Countries in the region should raise awareness of the value and the function of intangible heritage in their territories and undertake numerous activities addressing that heritage. Engagement, sustainability, protection and innovation should be in the core of these initiatives, which should involve civil society, policy makers, heritage and cultural heritage professionals, local tourist organizations, and above all young generation. We ought to create mechanisms to better involve communities in the safeguarding process; improving and expanding upon the limited national inventory; and strengthening the transmission of living heritage-related knowledge and skills in our region.
The Albanian National Committee for Intangible Heritage decided to expand the national list of intangible cultural heritage with the following living heritage elements:
Typical mountain dance to the rhythms of the ‘tupan’ from Tropoja (“Kcimi i bjeshkës me tupan i Tropojës”). The ancient ritual of transhumance (seasonal migration of livestock);
Xhubleta, as a unique skill and know-how craft and modes of use.
The Epics of Heroes (Këngët e Kreshnikëve) sung accompanied by lahuta.

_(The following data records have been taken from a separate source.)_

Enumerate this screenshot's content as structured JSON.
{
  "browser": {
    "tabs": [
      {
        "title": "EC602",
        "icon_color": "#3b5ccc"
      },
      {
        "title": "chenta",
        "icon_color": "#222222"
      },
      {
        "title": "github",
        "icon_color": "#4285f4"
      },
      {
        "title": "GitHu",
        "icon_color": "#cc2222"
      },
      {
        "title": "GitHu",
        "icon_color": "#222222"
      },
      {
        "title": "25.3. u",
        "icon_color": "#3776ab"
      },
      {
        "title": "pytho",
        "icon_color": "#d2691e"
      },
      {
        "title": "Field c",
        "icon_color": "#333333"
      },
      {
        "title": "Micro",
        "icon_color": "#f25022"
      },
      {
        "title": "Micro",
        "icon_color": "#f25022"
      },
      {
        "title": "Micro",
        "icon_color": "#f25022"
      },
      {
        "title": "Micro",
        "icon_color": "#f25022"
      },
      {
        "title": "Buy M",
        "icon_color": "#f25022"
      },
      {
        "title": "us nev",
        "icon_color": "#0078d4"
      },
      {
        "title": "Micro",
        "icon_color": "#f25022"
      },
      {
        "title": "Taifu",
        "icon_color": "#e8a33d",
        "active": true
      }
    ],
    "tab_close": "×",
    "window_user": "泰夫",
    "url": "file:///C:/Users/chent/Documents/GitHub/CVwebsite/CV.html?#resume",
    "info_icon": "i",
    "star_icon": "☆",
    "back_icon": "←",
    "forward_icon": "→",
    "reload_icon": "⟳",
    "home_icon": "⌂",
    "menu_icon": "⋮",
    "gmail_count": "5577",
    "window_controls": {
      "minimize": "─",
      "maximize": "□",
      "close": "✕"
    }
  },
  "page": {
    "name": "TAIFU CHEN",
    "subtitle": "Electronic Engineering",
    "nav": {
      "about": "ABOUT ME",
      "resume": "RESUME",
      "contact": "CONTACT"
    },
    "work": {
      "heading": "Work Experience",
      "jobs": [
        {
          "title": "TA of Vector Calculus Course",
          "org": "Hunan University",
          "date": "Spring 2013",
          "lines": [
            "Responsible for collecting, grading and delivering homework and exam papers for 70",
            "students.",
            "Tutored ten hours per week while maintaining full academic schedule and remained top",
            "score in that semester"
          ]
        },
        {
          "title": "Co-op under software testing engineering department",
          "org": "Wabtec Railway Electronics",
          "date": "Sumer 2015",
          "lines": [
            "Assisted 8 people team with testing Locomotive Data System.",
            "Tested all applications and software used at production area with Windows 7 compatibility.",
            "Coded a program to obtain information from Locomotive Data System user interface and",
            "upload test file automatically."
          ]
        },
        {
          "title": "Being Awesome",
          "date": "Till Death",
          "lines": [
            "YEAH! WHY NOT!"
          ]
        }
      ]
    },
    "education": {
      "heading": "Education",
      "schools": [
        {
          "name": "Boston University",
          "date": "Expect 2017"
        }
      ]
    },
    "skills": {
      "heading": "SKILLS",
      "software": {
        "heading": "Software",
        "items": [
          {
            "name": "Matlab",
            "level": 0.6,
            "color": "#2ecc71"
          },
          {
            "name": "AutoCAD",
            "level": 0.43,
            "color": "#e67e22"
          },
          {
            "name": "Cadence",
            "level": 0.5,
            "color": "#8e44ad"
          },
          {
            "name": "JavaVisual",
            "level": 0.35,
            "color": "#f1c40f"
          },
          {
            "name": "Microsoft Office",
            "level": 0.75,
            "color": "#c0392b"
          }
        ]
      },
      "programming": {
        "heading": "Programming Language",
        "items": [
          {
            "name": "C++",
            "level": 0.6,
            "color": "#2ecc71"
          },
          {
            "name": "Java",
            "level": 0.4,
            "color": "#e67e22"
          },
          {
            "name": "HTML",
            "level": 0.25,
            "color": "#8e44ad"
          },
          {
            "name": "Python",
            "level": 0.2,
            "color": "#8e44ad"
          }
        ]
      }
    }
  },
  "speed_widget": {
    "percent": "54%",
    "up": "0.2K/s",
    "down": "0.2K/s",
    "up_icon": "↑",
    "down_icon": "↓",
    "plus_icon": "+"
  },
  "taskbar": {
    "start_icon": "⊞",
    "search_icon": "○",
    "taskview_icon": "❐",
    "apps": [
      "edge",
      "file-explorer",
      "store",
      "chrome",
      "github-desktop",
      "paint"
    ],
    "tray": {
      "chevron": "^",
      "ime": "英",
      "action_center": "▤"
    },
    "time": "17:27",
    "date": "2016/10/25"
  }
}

All these elements of intangible cultural heritage deserve to be inscribed as World Heritage Values.